- Steel formwork. Thin steel panels are fabricated, stiffened along the edges and held together with clamps, nuts or bolts, depending on the desired outcome. Steel formwork is particularly durable and useful for any project where multiple identical shapes are needed with a smooth surface.
- Timber formwork. When builders are after exposed concrete work, timber formwork is a good option. It should always be smooth surfaced where it comes into contact with the concrete. Timber is a cost-effective, easy option for a variety of shapes, sizes and weight used in smaller projects.
- Plywood formwork. Strong and lightweight, plywood is used in a similar way to timber to create more affordable and flexible formwork. The plywood sheets can be bonded with resin to form larger panels and effects.
- Aluminium formwork. A lighter formwork version than steel, aluminium formwork is more flexible and easier to handle yet durable enough to use repeatedly in a more massive project. It is an economical alternative to steel formwork.
- Fabric formwork. New architectural techniques have championed the use of fabric formwork to create irregular, more complex shapes that are still structurally sound. When filled with poured concrete you get the kind of effect seen in the work of Frank Gehry's Guggenheim Museum in Bilbao, Spain. This exciting new technology makes it possible to produce concrete forms of any contour.
- Plastic formwork. Versatile plastic formwork is a modular, interlocking and lightweight system that can be reused over a hundred times. It is an excellent option for simple structures and is often used to cut costs and time when building housing estates, where there are multiple buildings of the same proportions.

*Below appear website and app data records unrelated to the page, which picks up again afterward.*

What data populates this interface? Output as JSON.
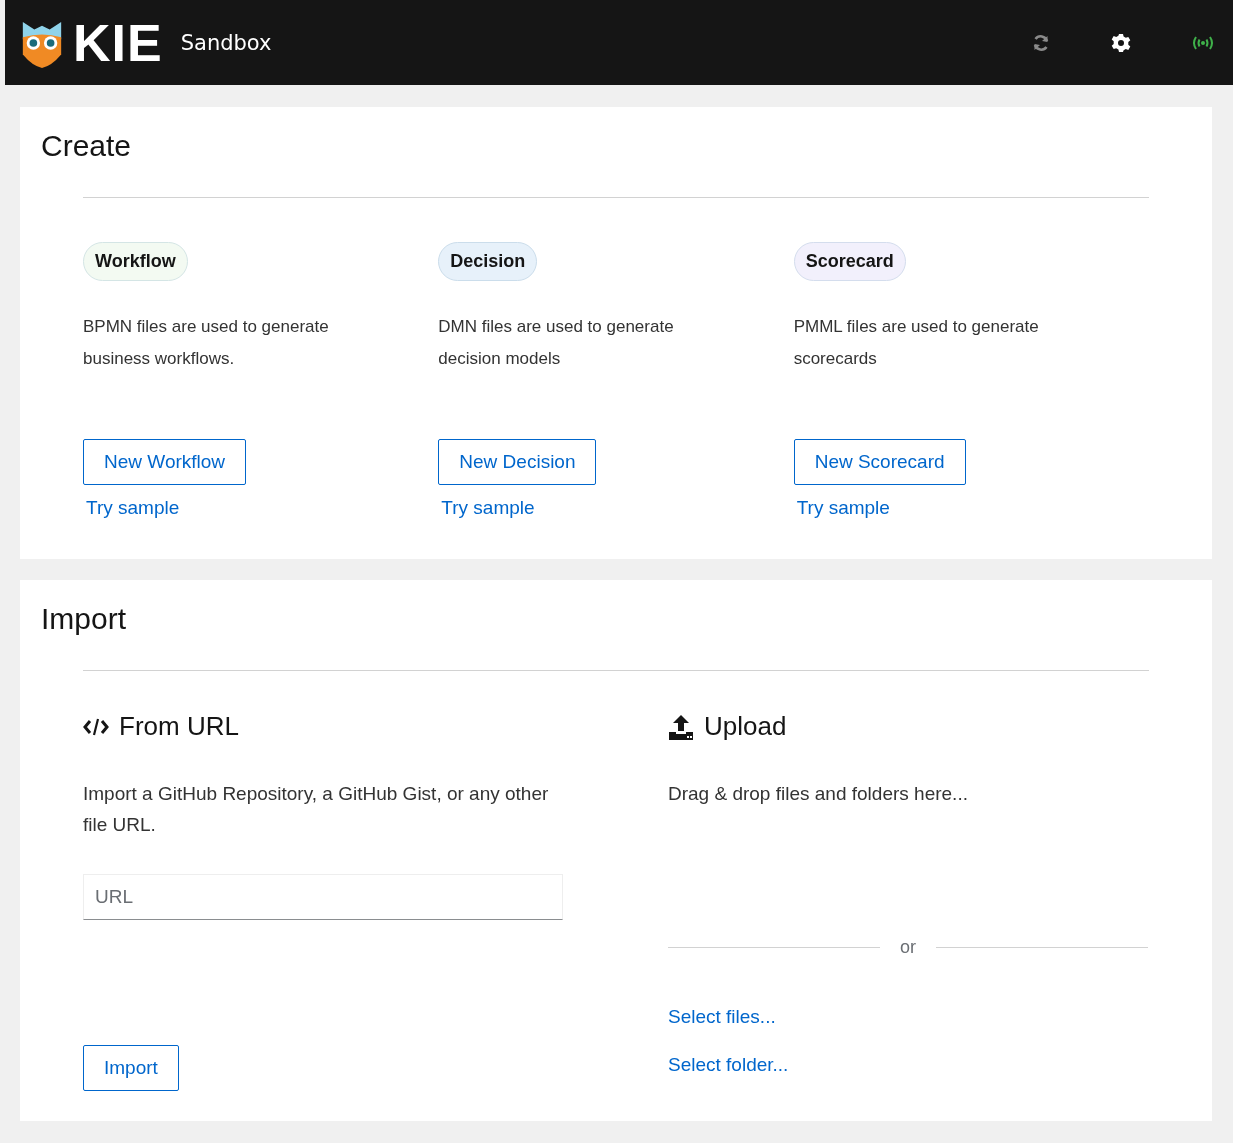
{
  "header": {
    "logo": "KIE",
    "product": "Sandbox"
  },
  "create": {
    "title": "Create",
    "cards": [
      {
        "badge": "Workflow",
        "color": "#f3faf2",
        "description": "BPMN files are used to generate business workflows.",
        "button": "New Workflow",
        "link": "Try sample"
      },
      {
        "badge": "Decision",
        "color": "#e7f1fa",
        "description": "DMN files are used to generate decision models",
        "button": "New Decision",
        "link": "Try sample"
      },
      {
        "badge": "Scorecard",
        "color": "#f2f0fc",
        "description": "PMML files are used to generate scorecards",
        "button": "New Scorecard",
        "link": "Try sample"
      }
    ]
  },
  "import": {
    "title": "Import",
    "from_url": {
      "title": "From URL",
      "description": "Import a GitHub Repository, a GitHub Gist, or any other file URL.",
      "placeholder": "URL",
      "button": "Import"
    },
    "upload": {
      "title": "Upload",
      "description": "Drag & drop files and folders here...",
      "separator": "or",
      "links": [
        "Select files...",
        "Select folder..."
      ]
    }
  }
}
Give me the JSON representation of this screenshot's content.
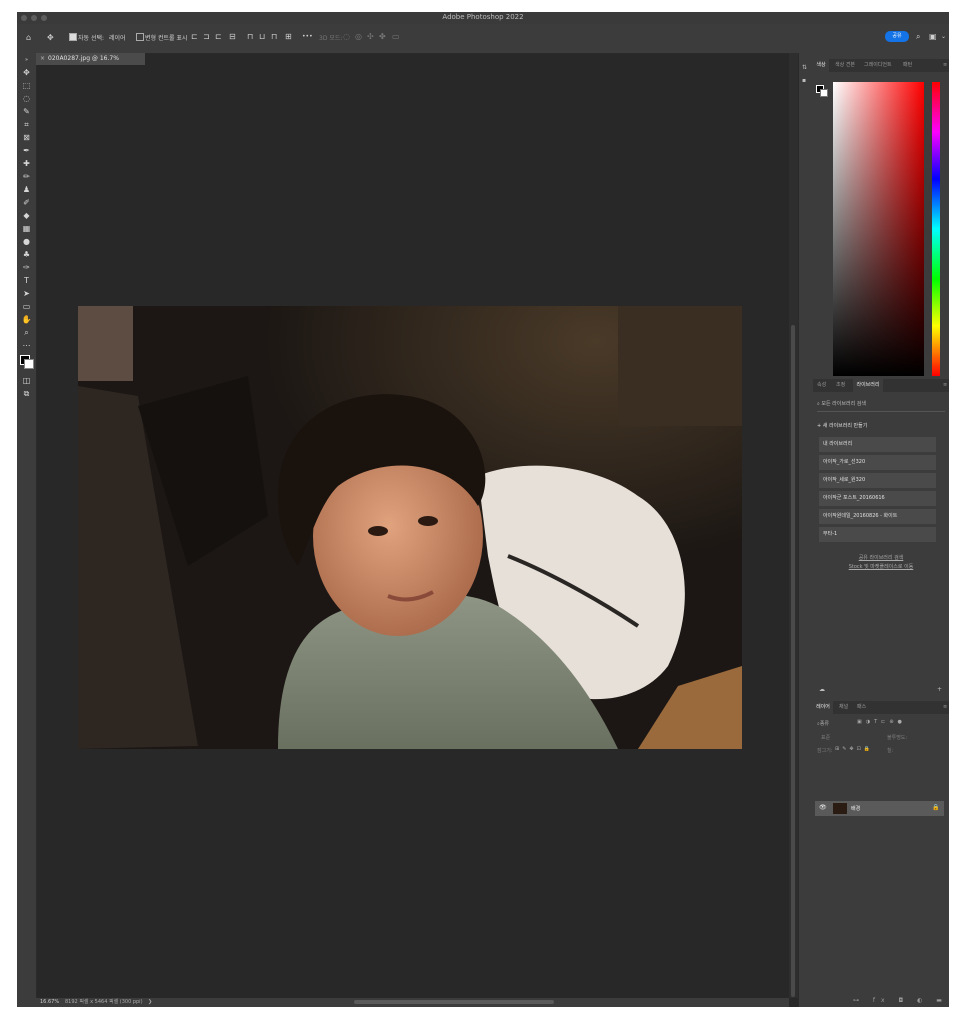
{
  "app": {
    "title": "Adobe Photoshop 2022"
  },
  "options_bar": {
    "auto_select_label": "자동 선택:",
    "auto_select_value": "레이어",
    "transform_label": "변형 컨트롤 표시",
    "more": "•••",
    "mode_3d": "3D 모드:",
    "share_label": "공유"
  },
  "document": {
    "tab_title": "020A0287.jpg @ 16.7% (RGB/8*)",
    "zoom": "16.67%",
    "size_info": "8192 픽셀 x 5464 픽셀 (300 ppi)"
  },
  "color_panel": {
    "tabs": [
      "색상",
      "색상 견본",
      "그레이디언트",
      "패턴"
    ],
    "foreground": "#000000",
    "background": "#ffffff"
  },
  "libraries_panel": {
    "tabs": [
      "속성",
      "조정",
      "라이브러리"
    ],
    "search_placeholder": "모든 라이브러리 검색",
    "new_library": "새 라이브러리 만들기",
    "items": [
      "내 라이브러리",
      "아이작_가로_선320",
      "아이작_세로_원320",
      "아이작군 포스트_20160616",
      "아이작원데일_20160826 - 화이트",
      "무타-1"
    ],
    "link1": "공유 라이브러리 검색",
    "link2": "Stock 및 마켓플레이스로 이동"
  },
  "layers_panel": {
    "tabs": [
      "레이어",
      "채널",
      "패스"
    ],
    "filter_kind": "종류",
    "blend_mode": "표준",
    "opacity_label": "불투명도:",
    "lock_label": "잠그기:",
    "fill_label": "칠:",
    "layer_name": "배경"
  },
  "colors": {
    "accent": "#1473e6",
    "panel": "#3c3c3c",
    "canvas": "#282828"
  }
}
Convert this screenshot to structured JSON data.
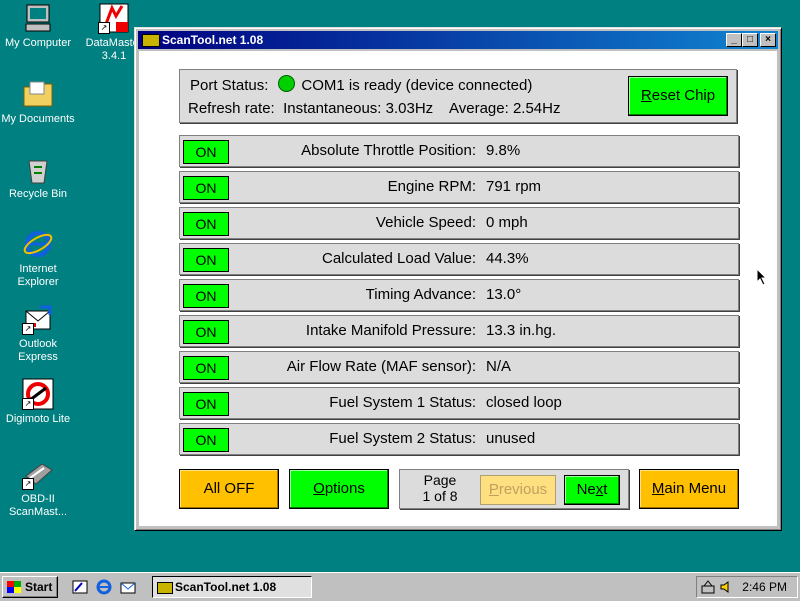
{
  "desktop": {
    "icons": [
      {
        "label": "My Computer",
        "icon": "my-computer-icon"
      },
      {
        "label": "DataMaster\n3.4.1",
        "icon": "datamaster-icon"
      },
      {
        "label": "My Documents",
        "icon": "folder-icon"
      },
      {
        "label": "Recycle Bin",
        "icon": "recycle-bin-icon"
      },
      {
        "label": "Internet\nExplorer",
        "icon": "internet-explorer-icon"
      },
      {
        "label": "Outlook\nExpress",
        "icon": "outlook-express-icon"
      },
      {
        "label": "Digimoto Lite",
        "icon": "digimoto-icon"
      },
      {
        "label": "OBD-II\nScanMast...",
        "icon": "obd-scanmaster-icon"
      }
    ]
  },
  "window": {
    "title": "ScanTool.net 1.08",
    "controls": {
      "minimize": "_",
      "maximize": "□",
      "close": "×"
    }
  },
  "status": {
    "port_label": "Port Status:",
    "port_value": "COM1 is ready (device connected)",
    "refresh_label": "Refresh rate:",
    "instantaneous": "Instantaneous: 3.03Hz",
    "average": "Average: 2.54Hz",
    "led_color": "#00d000",
    "reset_first": "R",
    "reset_rest": "eset Chip"
  },
  "pids": [
    {
      "toggle": "ON",
      "label": "Absolute Throttle Position:",
      "value": "9.8%"
    },
    {
      "toggle": "ON",
      "label": "Engine RPM:",
      "value": "791 rpm"
    },
    {
      "toggle": "ON",
      "label": "Vehicle Speed:",
      "value": "0 mph"
    },
    {
      "toggle": "ON",
      "label": "Calculated Load Value:",
      "value": "44.3%"
    },
    {
      "toggle": "ON",
      "label": "Timing Advance:",
      "value": "13.0°"
    },
    {
      "toggle": "ON",
      "label": "Intake Manifold Pressure:",
      "value": "13.3 in.hg."
    },
    {
      "toggle": "ON",
      "label": "Air Flow Rate (MAF sensor):",
      "value": "N/A"
    },
    {
      "toggle": "ON",
      "label": "Fuel System 1 Status:",
      "value": "closed loop"
    },
    {
      "toggle": "ON",
      "label": "Fuel System 2 Status:",
      "value": "unused"
    }
  ],
  "controls": {
    "all_off": "All OFF",
    "options_first": "O",
    "options_rest": "ptions",
    "page_label": "Page",
    "page_of": "1 of 8",
    "previous_first": "P",
    "previous_rest": "revious",
    "next_first": "Ne",
    "next_ul": "x",
    "next_rest": "t",
    "main_menu_first": "M",
    "main_menu_rest": "ain Menu"
  },
  "colors": {
    "desktop": "#008080",
    "on_green": "#00ff00",
    "button_yellow": "#ffc000",
    "panel_gray": "#dcdcdc",
    "title_blue": "#000080"
  },
  "taskbar": {
    "start_label": "Start",
    "task_label": "ScanTool.net 1.08",
    "clock": "2:46 PM"
  }
}
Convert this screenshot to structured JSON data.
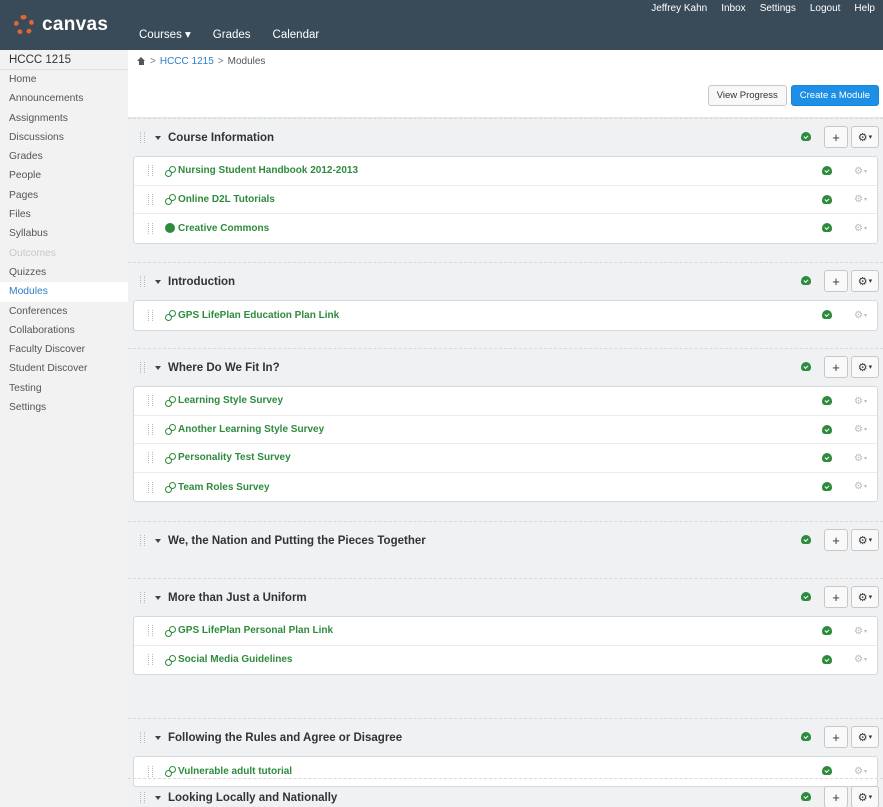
{
  "app": {
    "logo_text": "canvas"
  },
  "main_nav": [
    {
      "label": "Courses ▾"
    },
    {
      "label": "Grades"
    },
    {
      "label": "Calendar"
    }
  ],
  "user_nav": [
    {
      "label": "Jeffrey Kahn"
    },
    {
      "label": "Inbox"
    },
    {
      "label": "Settings"
    },
    {
      "label": "Logout"
    },
    {
      "label": "Help"
    }
  ],
  "sidebar": {
    "course_title": "HCCC 1215",
    "items": [
      {
        "label": "Home"
      },
      {
        "label": "Announcements"
      },
      {
        "label": "Assignments"
      },
      {
        "label": "Discussions"
      },
      {
        "label": "Grades"
      },
      {
        "label": "People"
      },
      {
        "label": "Pages"
      },
      {
        "label": "Files"
      },
      {
        "label": "Syllabus"
      },
      {
        "label": "Outcomes"
      },
      {
        "label": "Quizzes"
      },
      {
        "label": "Modules"
      },
      {
        "label": "Conferences"
      },
      {
        "label": "Collaborations"
      },
      {
        "label": "Faculty Discover"
      },
      {
        "label": "Student Discover"
      },
      {
        "label": "Testing"
      },
      {
        "label": "Settings"
      }
    ]
  },
  "breadcrumb": {
    "course": "HCCC 1215",
    "page": "Modules",
    "separator": ">"
  },
  "header": {
    "view_progress": "View Progress",
    "create_module": "Create a Module"
  },
  "icons": {
    "module_add": "+",
    "gear": "⚙",
    "caret": "▾"
  },
  "colors": {
    "accent": "#1d8fe6",
    "published": "#2e8b3d",
    "topbar": "#394b58"
  },
  "modules": [
    {
      "title": "Course Information",
      "items": [
        {
          "title": "Nursing Student Handbook 2012-2013",
          "icon": "link-icon"
        },
        {
          "title": "Online D2L Tutorials",
          "icon": "link-icon"
        },
        {
          "title": "Creative Commons",
          "icon": "cc-icon"
        }
      ]
    },
    {
      "title": "Introduction",
      "items": [
        {
          "title": "GPS LifePlan Education Plan Link",
          "icon": "link-icon"
        }
      ]
    },
    {
      "title": "Where Do We Fit In?",
      "items": [
        {
          "title": "Learning Style Survey",
          "icon": "link-icon"
        },
        {
          "title": "Another Learning Style Survey",
          "icon": "link-icon"
        },
        {
          "title": "Personality Test Survey",
          "icon": "link-icon"
        },
        {
          "title": "Team Roles Survey",
          "icon": "link-icon"
        }
      ]
    },
    {
      "title": "We, the Nation and Putting the Pieces Together",
      "items": []
    },
    {
      "title": "More than Just a Uniform",
      "items": [
        {
          "title": "GPS LifePlan Personal Plan Link",
          "icon": "link-icon"
        },
        {
          "title": "Social Media Guidelines",
          "icon": "link-icon"
        }
      ]
    },
    {
      "title": "Following the Rules and Agree or Disagree",
      "items": [
        {
          "title": "Vulnerable adult tutorial",
          "icon": "link-icon"
        }
      ]
    },
    {
      "title": "Looking Locally and Nationally",
      "items": []
    }
  ]
}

If you’re looking for concrete formwork hire, we can help. Call us today.